FEV, a leading international independent service provider in vehicle and powertrain development, has joined the H2Global Foundation to achieve the goals adopted in Germany’s National Hydrogen Strategy, to aid the production and import of green hydrogen and power-to-x products. The foundation serves to implement the funding concept of the German Federal Ministry for Economic Affairs and Energy, while FEV brings over 20 years of experience in the field of hydrogen technologies.
“In order to achieve climate neutrality for the European economy, Germany and Europe will be dependent on energy imports in the future. ‘Green’ hydrogen, meaning hydrogen produced from renewable energies, can be used as a storage medium of these energies, as well as a basis for synthetic fuels, or directly in fuel cells and combustion engines. Therefore, it is important to accelerate the corresponding market ramp-up and establish a German, or even European, hydrogen economy,” said Professor Stefan Pischinger, CEO of FEV Group. “The transportation sector here in particular represents a significant demand. To achieve a rapid reduction of CO2 emissions in this field, the use of all available technology options is required.”

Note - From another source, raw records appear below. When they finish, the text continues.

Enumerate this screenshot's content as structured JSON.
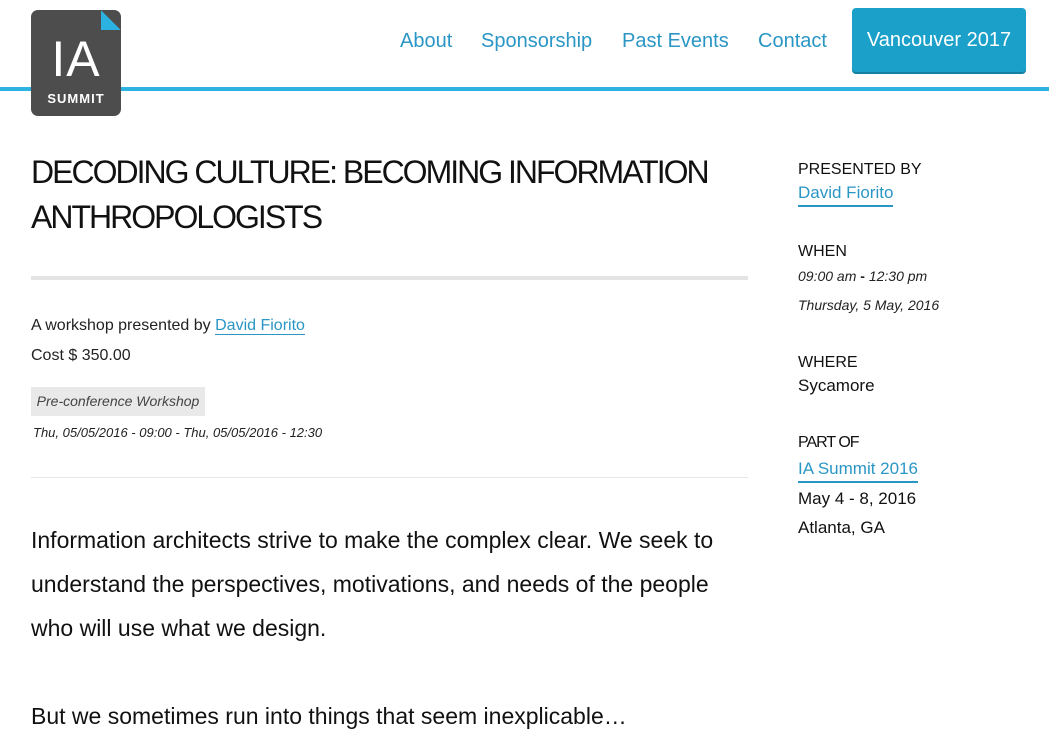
{
  "header": {
    "logo": {
      "line1": "IA",
      "line2": "SUMMIT"
    },
    "nav": [
      {
        "label": "About"
      },
      {
        "label": "Sponsorship"
      },
      {
        "label": "Past Events"
      },
      {
        "label": "Contact"
      }
    ],
    "cta_label": "Vancouver 2017",
    "accent_color": "#2cb2e0"
  },
  "main": {
    "title_line1": "DECODING CULTURE: BECOMING INFORMATION",
    "title_line2": "ANTHROPOLOGISTS",
    "presented_prefix": "A workshop presented by",
    "presenter_name": "David Fiorito",
    "cost": "Cost $ 350.00",
    "tag": "Pre-conference Workshop",
    "datetime": "Thu, 05/05/2016 - 09:00 - Thu, 05/05/2016 - 12:30",
    "body": [
      "Information architects strive to make the complex clear. We seek to understand the perspectives, motivations, and needs of the people who will use what we design.",
      "But we sometimes run into things that seem inexplicable…"
    ]
  },
  "sidebar": {
    "presented_by_label": "PRESENTED BY",
    "presented_by_name": "David Fiorito",
    "when_label": "WHEN",
    "when_time_start": "09:00 am",
    "when_time_sep": "-",
    "when_time_end": "12:30 pm",
    "when_date": "Thursday, 5 May, 2016",
    "where_label": "WHERE",
    "where_value": "Sycamore",
    "part_of_label": "PART OF",
    "part_of_link": "IA Summit 2016",
    "part_of_dates": "May 4 - 8, 2016",
    "part_of_location": "Atlanta, GA"
  }
}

Hence, FEV has joined the H2Global Foundation, which is entrusted with implementing the funding concept of the same name. The goal is not only to promote the market rollout of green hydrogen and hydrogen-based power-to-x products in Germany, but also to develop a local hydrogen economy in exporting countries.

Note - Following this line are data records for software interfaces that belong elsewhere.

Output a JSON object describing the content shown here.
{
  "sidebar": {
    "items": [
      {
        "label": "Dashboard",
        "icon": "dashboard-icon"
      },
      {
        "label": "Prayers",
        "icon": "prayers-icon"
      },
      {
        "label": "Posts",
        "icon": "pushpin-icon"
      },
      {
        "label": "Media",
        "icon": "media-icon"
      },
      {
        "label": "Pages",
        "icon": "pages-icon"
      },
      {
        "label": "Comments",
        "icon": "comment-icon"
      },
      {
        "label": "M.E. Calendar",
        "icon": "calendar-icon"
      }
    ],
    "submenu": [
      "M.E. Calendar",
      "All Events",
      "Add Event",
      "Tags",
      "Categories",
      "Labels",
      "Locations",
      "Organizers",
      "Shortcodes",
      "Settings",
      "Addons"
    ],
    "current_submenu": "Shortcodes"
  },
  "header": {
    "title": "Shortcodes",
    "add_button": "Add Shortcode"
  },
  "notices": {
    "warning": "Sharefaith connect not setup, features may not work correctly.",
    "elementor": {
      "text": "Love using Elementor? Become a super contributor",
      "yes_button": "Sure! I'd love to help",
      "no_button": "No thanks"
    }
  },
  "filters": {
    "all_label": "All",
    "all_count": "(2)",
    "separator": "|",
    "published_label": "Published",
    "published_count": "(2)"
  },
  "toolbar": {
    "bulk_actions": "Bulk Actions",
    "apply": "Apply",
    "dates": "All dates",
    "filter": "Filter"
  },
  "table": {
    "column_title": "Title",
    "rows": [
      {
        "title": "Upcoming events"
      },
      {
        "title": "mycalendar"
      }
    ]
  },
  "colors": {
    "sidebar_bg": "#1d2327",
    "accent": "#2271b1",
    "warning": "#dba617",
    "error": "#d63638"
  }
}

The market-oriented support program was initially designed by the German Society for International Cooperation (GIZ) and is now being further developed by a commission of experts, under the project sponsorship of the German Hydrogen and Fuel Cell Association (DWV). The foundation is drafting the necessary regulations and specifications, monitoring compliance, and validating conditions for funding set forth by the German Federal Ministry for Economic Affairs and Energy, in addition to other ministries.

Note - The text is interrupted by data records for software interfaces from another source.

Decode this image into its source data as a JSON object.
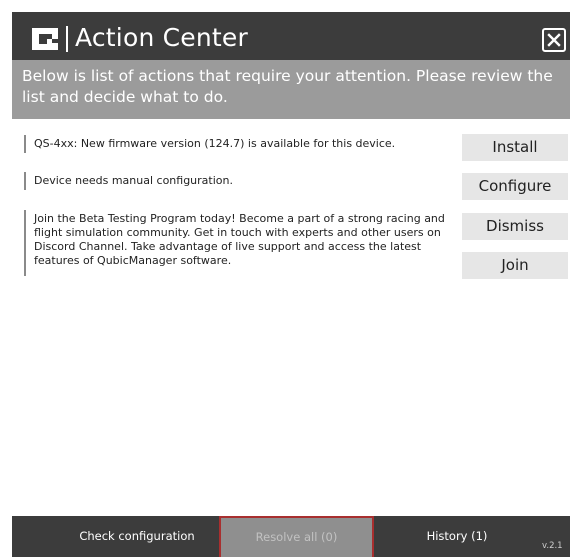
{
  "window": {
    "title": "Action Center",
    "logo_icon": "qubic-logo-icon",
    "close_icon": "close-x-icon"
  },
  "banner": {
    "text": "Below is list of actions that require your attention. Please review the list and decide what to do."
  },
  "actions": {
    "messages": [
      "QS-4xx: New firmware version (124.7) is available for this device.",
      "Device needs manual configuration.",
      "Join the Beta Testing Program today! Become a part of a strong racing and flight simulation community. Get in touch with experts and other users on Discord Channel. Take advantage of live support and access the latest features of QubicManager software."
    ],
    "buttons": {
      "install": "Install",
      "configure": "Configure",
      "dismiss": "Dismiss",
      "join": "Join"
    }
  },
  "footer": {
    "check_configuration": "Check configuration",
    "resolve_all": "Resolve all (0)",
    "history": "History (1)",
    "version": "v.2.1"
  },
  "colors": {
    "titlebar": "#3c3c3c",
    "banner": "#9b9b9b",
    "button": "#e6e6e6",
    "resolve_disabled": "#8f8f8f",
    "resolve_border": "#a82f2f"
  }
}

“To achieve national and international climate goals, a global approach to solutions, increased international cooperation, changed economies, and a systematic de-fossilization of national economies worldwide is required. Various regions are particularly attractive as strategic partners for future energy imports due to favorable wind and solar conditions for renewable energy production,” said Professor Pischinger. “However it is important to ensure that the export of energy sources does not come at the expense of the energy supply needed to service the exporting countries or slow down their own efforts for an energy turnaround, as this could create incentives to reinvest in petroleum-based energy sources. For us, a partnership of equals means that all parties should benefit.”
Legally binding global climate protection targets were laid down as part of the Paris Climate Agreement of 2015. Among other measures, it was decided to reduce the EU’s harmful emissions by 40 percent compared to 1990. Under the European Green Deal, this figure was tightened to 55 percent, Germany went even further, raising its targets to 60 percent. The goal is to achieve complete climate neutrality across the EU by 2050. The strong interconnection of the European market, and steady growth in transport volumes call for a common strategy, particularly in the transport sector. By partnering with the H2Global Foundation, FEV expects to be at the leading edge of this ambitious change.